Continuous glass fibers are produced in a drawing process that involves pulling fibers from molten glass through spinnerets having 200–2,000 holes and, with the aid of mechanical devices, winding the fibers on spools. The diameter of the fiber depends on the rate of the drawing and the diameter of the spinneret hole. The production process can be carried out in one or two steps. In the single-step process, the fibers are drawn from molten glass directly from the glassmaking furnace, while in the two-step process glass marbles, rods, or lumps of partially fused glass are first formed and then remelted in the furnace. Methods for producing staple glass fibers include a single-step process of dividing the streams of molten glass using steam, air, or hot gases.
The properties of glass fibers are determined mainly by the chemical composition and are characterized by the rare combination of desirable features. One feature is a marked ability to withstand thermal stress; for example, quartz, silica, and kaolin fibers can withstand stresses above 1000°C. The fibers also have good dielectrical properties; the volume resistivity of quartz, nonalka-line aluminoborosilicate, and magnesiumaluminosilicate glass fibers is 1014 ohm-cm and above.
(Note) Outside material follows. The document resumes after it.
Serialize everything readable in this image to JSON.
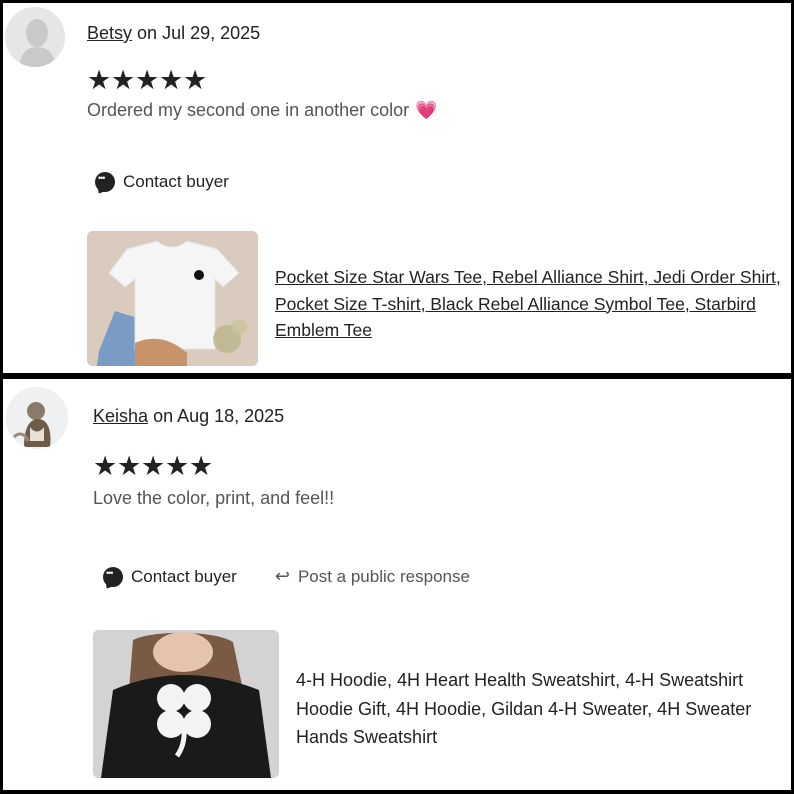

Other features include low thermal conductivity, low coefficient of thermal expansion, high chemical resistance, and high mechanical strength (3,000–5,000 meganewtons/m2, or 300–500 kilograms-force/mm2). Glass fibers in the form of rovings, yarns, bands, fabrics of various weaves, and nonfabric materials are widely used in modern technology as reinforcing materials for fiber glass reinforced plastics and other laminates, as well as in the production of filter materials and electrically insulating articles in the electrical industry.
M. S. ASLANOVA